There is something remarkable about rugby league star player Cooper Cronk publicly announcing he’s quitting his Melbourne club and relocating to Sydney to support his fiance’s flourishing career.
The fact that in an ideal world it wouldn’t be groundbreaking doesn’t render the decision any more ordinary.
“There are a few things in life more important than football. You know, like family, getting married and a future,” Cronk said in a press conference on Tuesday. “I’ve been pretty selfish in my approach to my football career and I think it’s time to put someone else and something else first.”
That person is Tara Rushton, a Sydney-based Fox Sports presenter who Cronk says has worked incredibly hard to achieve what she has.
“We’ve had a thousand discussions about the possibilities of things but I’m not about to ask her or force her to give up what she’s worked so hard for,” the 33-year-old told reporters.
Both Cronk and Rushton are eminently talented with potential in spades: he’s won the Dally M twice and she was awarded Most Outstanding Female Presenter at the 2015 ASTRA awards.
Cronk admitted if they lived in the same city they wouldn’t need to navigate this decision
“I’m jealous of the guys who have their families here, who have their loved ones and have football in the same city,” he said. “Unfortunately — or fortunately — whichever side you sit on, it’s time for me to try and prioritise my time and my future and that’s why I’ve made the announcement.”
The announcement – and their decision – to prioritise Rushton’s career over Cronk’s at this point in their lives is far from commonplace.
Yet the reverse – where a footballer’s spouse has relocated and/or given up their own careers to support their partner’s – is de rigeur.

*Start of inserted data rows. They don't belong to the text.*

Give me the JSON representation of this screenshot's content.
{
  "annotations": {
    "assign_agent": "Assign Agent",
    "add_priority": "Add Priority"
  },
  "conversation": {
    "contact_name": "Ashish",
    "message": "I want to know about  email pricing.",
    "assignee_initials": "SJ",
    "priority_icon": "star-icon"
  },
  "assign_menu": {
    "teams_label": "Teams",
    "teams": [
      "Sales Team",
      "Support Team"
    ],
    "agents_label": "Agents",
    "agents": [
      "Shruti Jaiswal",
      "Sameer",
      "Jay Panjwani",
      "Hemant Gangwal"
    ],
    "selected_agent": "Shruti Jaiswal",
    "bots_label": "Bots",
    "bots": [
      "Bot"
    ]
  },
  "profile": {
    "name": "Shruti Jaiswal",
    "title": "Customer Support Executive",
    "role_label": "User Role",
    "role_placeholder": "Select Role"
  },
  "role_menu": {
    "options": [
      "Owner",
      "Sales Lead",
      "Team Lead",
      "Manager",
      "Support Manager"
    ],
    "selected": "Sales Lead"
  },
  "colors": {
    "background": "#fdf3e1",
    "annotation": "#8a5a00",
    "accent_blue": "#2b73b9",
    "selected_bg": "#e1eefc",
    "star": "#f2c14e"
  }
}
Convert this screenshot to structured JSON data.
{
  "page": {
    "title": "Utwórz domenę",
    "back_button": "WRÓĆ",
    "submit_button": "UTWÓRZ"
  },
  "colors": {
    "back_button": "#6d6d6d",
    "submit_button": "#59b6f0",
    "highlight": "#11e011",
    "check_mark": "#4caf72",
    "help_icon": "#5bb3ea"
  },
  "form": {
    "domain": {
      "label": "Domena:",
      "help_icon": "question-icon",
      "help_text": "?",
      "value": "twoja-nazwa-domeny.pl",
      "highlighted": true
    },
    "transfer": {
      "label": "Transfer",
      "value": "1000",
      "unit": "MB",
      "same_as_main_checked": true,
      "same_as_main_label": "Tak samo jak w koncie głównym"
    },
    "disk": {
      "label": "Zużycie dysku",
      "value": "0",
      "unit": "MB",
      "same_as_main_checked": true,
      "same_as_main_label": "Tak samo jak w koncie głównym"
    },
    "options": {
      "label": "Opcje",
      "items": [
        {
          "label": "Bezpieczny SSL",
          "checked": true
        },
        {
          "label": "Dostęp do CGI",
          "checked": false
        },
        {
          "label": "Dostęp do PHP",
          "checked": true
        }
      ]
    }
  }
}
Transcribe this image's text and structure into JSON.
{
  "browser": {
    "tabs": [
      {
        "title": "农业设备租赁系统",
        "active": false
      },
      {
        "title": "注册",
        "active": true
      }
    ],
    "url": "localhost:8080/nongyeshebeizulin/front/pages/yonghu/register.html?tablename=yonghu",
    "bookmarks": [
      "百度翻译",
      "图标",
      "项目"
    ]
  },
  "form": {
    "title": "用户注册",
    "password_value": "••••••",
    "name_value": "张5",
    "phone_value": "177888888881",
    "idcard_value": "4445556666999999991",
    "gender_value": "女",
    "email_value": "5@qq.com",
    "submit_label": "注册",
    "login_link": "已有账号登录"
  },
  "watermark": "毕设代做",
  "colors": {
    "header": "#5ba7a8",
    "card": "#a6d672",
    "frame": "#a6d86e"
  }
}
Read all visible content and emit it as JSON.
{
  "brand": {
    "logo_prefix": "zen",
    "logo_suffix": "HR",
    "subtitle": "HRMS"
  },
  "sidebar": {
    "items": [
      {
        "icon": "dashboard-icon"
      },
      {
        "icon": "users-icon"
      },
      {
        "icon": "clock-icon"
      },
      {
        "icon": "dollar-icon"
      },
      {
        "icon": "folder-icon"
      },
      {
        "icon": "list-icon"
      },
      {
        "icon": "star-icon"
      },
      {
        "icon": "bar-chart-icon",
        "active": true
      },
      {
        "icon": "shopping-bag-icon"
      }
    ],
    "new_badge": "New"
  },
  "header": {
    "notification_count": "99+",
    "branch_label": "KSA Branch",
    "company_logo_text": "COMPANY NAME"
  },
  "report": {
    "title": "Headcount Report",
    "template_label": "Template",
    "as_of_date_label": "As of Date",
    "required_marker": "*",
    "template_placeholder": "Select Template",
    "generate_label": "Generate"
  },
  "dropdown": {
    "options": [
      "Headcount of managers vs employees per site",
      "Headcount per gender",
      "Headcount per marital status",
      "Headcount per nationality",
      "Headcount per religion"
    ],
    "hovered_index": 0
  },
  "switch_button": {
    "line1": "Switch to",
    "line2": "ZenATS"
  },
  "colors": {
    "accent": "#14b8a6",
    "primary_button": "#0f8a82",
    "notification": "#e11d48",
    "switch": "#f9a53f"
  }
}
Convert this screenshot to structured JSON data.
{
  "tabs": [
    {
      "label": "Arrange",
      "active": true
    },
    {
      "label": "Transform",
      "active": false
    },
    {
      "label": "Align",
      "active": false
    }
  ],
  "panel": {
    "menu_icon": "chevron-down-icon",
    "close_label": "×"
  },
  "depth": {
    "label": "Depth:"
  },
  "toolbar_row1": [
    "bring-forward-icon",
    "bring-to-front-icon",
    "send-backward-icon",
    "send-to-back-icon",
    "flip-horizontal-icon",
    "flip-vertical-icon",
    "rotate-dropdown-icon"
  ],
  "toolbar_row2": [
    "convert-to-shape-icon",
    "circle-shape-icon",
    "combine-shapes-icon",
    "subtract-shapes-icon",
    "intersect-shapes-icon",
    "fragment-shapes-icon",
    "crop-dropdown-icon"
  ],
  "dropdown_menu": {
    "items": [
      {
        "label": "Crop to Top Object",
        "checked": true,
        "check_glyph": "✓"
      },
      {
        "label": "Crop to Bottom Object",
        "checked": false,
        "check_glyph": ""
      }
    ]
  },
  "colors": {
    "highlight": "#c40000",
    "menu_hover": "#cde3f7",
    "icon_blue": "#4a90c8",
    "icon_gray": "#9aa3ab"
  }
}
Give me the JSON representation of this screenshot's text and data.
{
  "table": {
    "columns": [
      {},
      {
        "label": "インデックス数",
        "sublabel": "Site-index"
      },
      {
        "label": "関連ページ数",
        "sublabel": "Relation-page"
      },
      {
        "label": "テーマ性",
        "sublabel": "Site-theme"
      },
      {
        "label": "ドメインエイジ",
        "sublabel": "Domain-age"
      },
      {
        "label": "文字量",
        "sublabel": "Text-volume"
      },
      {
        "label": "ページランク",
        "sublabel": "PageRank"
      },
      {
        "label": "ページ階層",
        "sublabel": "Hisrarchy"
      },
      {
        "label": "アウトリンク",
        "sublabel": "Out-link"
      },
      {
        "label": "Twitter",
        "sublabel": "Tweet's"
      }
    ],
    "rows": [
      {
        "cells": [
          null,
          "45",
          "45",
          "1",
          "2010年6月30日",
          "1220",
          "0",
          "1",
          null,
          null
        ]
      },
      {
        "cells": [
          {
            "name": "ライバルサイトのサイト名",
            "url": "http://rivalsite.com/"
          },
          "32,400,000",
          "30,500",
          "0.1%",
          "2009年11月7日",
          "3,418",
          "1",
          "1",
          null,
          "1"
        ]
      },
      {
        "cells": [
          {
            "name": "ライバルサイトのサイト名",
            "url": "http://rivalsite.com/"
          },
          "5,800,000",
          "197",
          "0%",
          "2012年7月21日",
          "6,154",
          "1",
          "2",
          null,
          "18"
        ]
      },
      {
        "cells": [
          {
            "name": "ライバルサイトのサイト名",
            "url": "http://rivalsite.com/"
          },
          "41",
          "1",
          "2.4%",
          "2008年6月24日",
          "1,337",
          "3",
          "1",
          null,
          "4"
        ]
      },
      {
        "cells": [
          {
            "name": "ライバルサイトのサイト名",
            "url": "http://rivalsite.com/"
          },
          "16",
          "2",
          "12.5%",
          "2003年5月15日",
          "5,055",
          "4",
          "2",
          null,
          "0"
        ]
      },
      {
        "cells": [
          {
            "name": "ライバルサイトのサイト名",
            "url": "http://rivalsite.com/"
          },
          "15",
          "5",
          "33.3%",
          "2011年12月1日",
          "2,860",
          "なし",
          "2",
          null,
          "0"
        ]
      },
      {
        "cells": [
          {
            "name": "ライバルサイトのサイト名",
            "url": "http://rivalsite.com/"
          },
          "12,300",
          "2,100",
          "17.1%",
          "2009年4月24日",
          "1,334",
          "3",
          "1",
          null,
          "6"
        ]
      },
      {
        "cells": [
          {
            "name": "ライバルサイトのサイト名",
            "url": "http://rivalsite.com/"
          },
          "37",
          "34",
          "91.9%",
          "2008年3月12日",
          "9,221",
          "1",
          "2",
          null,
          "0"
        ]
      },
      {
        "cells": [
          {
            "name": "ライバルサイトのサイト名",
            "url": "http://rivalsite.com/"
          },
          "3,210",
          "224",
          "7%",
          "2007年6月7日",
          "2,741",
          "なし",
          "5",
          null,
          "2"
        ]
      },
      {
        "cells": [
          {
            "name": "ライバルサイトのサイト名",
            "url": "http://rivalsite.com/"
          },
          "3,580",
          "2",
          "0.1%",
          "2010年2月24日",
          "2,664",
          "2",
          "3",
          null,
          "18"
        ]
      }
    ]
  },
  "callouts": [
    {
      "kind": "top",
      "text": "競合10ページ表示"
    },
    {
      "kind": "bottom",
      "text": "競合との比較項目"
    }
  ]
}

There are some signs that, gradually, we are inching in the other direction with more high profile men openly prioritising their families.
In December last year longtime Channel Nine sports broadcaster James Brayshaw announced he was leaving the Footy Show after 11 years to focus on his family.
“I’ve got to get better at being a dad, and a partner, being around a bit more, not being stressed and knackered when I am,” he said. “That’s the part of my life I’ve got horribly wrong for too long. That’s priority No.1.”
The month before New Zealand’s longstanding Prime Minister John Key had announced his shock resignation, explaining his role had taken a toll on his family.
“I don’t feel comfortable looking down the barrel of the camera and not being honest … On a family basis, I don’t think I could commit much longer than the next election,” Key said. “It’s been a decade of a lot of long, lonely nights for [wife Bronagh Key] and it’s the right time for me to come home.”
The NRL CEO Todd Greenberg was immediately complimentary of Cronk’s decision, tweeting:
“Well done Cooper Cronk. Articulate, Honest & Humble. A family first approach to your decision making is always a recipe for success!”
Yet the reaction Cronk’s decision to leave Melbourne at the end of the year – during what some describe as the height of his career - suggests this is unchartered territory for many in the code. Disbelief is an understatement.
“I would be very surprised. Why would Cooper Cronk come to Sydney to play rugby league?” NRL coach Des Hasler asked when told of the news.
A hypothetical bidding war has broken out for what the star halfback might be paid by a Sydney Club which led him to reiterate his position on television on Tuesday night.
“I probably wasn’t strong enough in my press conference earlier today. I’ve got no interest in considering offers from Sydney anytime soon — I’m talking over a couple of months because I don’t know if I actually want to play on next year,” Cronk said on NRL 360.
There is a big difference between saying you are prioritizing your life outside of work, and actually prioritising your life outside of work. IN this case, Cronk is walking the walk.
And the upside to more men, like Cooper Cronk, doing this is that the juggle for their partner will get a whole lot easier. And that’s worth celebrating.